• WHAT THE TASK REQUIRES:
Below are records; work out how many of their lines contain the word "zoom" and reply with the number only.

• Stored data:

[Start of Attachment]

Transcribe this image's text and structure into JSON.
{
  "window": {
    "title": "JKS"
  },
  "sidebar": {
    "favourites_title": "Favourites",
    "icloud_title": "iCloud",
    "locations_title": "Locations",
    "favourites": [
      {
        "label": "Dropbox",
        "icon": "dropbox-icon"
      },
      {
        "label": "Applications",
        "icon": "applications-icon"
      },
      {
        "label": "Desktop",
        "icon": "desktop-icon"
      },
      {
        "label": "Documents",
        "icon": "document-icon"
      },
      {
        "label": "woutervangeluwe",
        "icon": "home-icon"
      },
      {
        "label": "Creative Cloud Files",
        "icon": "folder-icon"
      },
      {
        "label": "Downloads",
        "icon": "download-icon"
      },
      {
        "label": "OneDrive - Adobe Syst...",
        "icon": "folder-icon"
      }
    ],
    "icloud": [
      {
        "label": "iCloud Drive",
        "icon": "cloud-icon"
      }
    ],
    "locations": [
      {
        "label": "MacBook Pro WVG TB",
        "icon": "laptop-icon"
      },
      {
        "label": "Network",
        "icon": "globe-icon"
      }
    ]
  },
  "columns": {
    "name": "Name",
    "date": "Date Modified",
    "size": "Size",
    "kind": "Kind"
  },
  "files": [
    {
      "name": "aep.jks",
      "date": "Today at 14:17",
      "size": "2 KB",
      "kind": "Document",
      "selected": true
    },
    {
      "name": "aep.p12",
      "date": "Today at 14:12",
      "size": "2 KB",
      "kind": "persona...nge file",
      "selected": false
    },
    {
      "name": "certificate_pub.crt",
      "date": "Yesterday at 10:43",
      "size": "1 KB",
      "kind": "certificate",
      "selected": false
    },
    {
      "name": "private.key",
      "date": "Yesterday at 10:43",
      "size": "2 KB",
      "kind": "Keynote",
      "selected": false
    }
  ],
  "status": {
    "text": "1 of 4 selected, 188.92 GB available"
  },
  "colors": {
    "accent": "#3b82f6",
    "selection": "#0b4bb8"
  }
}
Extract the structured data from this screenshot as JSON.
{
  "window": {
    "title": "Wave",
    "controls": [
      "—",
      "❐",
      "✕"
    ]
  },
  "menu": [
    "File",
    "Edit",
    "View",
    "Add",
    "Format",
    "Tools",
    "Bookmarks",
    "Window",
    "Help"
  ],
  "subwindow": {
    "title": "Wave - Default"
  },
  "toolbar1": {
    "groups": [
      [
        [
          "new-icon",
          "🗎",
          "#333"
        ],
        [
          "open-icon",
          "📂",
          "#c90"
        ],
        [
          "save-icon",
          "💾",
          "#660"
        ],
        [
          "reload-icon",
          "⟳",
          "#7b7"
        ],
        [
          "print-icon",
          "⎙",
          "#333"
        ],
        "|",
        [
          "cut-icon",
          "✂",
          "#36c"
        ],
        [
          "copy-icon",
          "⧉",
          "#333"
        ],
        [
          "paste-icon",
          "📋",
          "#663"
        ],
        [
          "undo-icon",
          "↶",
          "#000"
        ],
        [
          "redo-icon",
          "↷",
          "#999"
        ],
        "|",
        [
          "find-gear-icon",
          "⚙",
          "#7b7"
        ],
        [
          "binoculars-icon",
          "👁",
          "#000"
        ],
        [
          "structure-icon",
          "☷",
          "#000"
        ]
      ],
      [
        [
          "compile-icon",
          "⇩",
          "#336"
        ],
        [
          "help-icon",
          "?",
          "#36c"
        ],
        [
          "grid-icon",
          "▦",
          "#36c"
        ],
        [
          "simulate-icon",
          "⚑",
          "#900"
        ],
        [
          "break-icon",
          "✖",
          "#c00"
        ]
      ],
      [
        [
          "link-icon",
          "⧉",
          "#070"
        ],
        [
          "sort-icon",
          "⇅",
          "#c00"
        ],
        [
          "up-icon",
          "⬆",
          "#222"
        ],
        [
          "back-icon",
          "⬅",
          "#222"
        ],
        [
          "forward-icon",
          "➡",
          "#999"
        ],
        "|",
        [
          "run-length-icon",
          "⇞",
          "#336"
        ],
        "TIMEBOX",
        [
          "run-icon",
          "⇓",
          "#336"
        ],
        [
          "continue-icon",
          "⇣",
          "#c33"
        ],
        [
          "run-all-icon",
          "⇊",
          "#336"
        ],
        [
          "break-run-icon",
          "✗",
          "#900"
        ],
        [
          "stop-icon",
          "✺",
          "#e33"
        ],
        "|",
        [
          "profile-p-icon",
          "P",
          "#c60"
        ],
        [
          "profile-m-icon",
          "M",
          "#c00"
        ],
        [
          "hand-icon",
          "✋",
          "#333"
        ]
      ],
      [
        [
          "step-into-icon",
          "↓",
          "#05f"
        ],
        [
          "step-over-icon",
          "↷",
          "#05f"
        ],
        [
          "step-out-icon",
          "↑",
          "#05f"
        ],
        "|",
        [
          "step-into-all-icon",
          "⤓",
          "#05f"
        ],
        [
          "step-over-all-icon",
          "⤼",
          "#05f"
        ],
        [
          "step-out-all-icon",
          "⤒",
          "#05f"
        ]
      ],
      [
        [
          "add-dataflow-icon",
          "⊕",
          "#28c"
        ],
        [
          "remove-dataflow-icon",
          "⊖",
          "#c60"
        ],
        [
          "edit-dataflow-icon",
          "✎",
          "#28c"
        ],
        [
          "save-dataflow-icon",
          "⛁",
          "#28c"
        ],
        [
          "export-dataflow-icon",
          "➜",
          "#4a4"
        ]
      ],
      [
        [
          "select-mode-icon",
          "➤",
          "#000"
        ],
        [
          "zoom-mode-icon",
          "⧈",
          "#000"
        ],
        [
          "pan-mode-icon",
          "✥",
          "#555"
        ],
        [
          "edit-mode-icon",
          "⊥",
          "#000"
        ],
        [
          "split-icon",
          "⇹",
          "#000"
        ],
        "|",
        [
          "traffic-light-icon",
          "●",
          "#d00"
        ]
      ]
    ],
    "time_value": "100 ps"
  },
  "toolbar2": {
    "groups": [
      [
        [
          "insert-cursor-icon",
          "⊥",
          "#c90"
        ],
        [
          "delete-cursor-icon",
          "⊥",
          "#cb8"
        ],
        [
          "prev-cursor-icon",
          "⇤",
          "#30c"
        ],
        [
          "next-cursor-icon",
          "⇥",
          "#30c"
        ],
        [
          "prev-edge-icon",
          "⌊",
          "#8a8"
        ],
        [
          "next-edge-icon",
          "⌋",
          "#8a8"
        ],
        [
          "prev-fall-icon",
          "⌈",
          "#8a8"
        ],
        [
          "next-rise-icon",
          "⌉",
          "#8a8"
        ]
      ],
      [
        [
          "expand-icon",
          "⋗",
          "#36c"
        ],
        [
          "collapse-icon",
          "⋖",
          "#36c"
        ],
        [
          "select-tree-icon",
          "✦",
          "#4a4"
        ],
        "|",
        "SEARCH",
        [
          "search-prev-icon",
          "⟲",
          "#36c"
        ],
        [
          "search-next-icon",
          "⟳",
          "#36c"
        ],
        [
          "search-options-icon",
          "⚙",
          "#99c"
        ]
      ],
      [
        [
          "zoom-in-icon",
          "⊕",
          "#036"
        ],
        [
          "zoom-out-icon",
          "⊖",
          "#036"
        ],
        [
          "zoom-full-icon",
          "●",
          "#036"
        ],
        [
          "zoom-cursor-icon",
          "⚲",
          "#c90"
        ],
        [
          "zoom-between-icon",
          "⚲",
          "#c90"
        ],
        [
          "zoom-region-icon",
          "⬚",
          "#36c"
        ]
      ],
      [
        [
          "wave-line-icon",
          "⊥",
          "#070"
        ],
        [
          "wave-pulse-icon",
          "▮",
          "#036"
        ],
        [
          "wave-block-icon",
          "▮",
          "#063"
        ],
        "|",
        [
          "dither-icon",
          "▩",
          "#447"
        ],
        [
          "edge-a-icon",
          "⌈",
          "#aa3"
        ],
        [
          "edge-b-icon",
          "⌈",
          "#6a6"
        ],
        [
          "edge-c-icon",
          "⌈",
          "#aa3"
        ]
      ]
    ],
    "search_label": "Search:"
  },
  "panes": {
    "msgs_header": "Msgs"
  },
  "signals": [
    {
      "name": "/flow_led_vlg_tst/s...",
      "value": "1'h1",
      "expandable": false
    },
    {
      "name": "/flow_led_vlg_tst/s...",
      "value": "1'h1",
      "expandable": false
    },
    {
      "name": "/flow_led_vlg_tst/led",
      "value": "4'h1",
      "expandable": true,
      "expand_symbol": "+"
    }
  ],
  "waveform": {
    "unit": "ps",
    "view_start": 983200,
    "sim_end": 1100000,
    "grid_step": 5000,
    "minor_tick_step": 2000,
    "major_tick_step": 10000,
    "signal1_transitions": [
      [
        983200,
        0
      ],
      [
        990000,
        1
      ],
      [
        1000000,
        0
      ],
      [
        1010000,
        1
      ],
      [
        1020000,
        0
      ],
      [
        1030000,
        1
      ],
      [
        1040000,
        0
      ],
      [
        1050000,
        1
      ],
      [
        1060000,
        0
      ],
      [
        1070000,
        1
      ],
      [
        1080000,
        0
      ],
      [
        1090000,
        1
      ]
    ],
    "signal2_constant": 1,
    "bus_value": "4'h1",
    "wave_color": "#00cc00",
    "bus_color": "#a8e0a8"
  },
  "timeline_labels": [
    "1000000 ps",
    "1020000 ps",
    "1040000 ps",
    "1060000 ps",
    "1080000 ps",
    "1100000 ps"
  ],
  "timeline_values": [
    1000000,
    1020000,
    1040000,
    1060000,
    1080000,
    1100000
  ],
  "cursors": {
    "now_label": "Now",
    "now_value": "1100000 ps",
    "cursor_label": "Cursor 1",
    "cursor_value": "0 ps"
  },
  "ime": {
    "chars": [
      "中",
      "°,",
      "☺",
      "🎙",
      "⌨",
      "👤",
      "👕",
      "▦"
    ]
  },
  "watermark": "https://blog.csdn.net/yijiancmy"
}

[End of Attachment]

• RESULT OF THE EXERCISE:
7